START DATA RECORDS
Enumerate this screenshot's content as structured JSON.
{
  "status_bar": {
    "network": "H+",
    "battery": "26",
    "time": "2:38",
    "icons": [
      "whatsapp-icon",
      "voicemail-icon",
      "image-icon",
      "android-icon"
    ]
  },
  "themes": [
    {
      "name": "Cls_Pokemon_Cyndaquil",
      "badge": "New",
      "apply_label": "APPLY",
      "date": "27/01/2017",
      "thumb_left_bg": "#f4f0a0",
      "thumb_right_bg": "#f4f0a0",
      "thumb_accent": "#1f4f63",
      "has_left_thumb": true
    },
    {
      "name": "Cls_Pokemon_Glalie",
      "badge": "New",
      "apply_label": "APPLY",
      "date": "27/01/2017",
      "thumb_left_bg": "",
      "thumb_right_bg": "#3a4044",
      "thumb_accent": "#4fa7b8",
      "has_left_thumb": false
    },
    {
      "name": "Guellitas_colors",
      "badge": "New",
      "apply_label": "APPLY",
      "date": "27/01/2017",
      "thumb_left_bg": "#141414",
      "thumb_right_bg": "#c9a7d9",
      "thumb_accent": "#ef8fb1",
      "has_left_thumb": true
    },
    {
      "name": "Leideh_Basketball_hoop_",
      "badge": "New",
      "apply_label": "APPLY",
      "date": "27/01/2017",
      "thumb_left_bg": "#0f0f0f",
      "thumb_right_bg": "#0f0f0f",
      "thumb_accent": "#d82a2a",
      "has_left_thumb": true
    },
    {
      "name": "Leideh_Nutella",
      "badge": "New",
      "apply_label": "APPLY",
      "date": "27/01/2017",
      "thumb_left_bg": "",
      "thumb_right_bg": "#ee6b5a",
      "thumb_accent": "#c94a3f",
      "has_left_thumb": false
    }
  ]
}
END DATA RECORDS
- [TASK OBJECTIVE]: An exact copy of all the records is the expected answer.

- [WRITTEN RESPONSE]:
Enumerate this screenshot's content as structured JSON.
{
  "status_bar": {
    "network": "H+",
    "battery": "26",
    "time": "2:38",
    "icons": [
      "whatsapp-icon",
      "voicemail-icon",
      "image-icon",
      "android-icon"
    ]
  },
  "themes": [
    {
      "name": "Cls_Pokemon_Cyndaquil",
      "badge": "New",
      "apply_label": "APPLY",
      "date": "27/01/2017",
      "thumb_left_bg": "#f4f0a0",
      "thumb_right_bg": "#f4f0a0",
      "thumb_accent": "#1f4f63",
      "has_left_thumb": true
    },
    {
      "name": "Cls_Pokemon_Glalie",
      "badge": "New",
      "apply_label": "APPLY",
      "date": "27/01/2017",
      "thumb_left_bg": "",
      "thumb_right_bg": "#3a4044",
      "thumb_accent": "#4fa7b8",
      "has_left_thumb": false
    },
    {
      "name": "Guellitas_colors",
      "badge": "New",
      "apply_label": "APPLY",
      "date": "27/01/2017",
      "thumb_left_bg": "#141414",
      "thumb_right_bg": "#c9a7d9",
      "thumb_accent": "#ef8fb1",
      "has_left_thumb": true
    },
    {
      "name": "Leideh_Basketball_hoop_",
      "badge": "New",
      "apply_label": "APPLY",
      "date": "27/01/2017",
      "thumb_left_bg": "#0f0f0f",
      "thumb_right_bg": "#0f0f0f",
      "thumb_accent": "#d82a2a",
      "has_left_thumb": true
    },
    {
      "name": "Leideh_Nutella",
      "badge": "New",
      "apply_label": "APPLY",
      "date": "27/01/2017",
      "thumb_left_bg": "",
      "thumb_right_bg": "#ee6b5a",
      "thumb_accent": "#c94a3f",
      "has_left_thumb": false
    }
  ]
}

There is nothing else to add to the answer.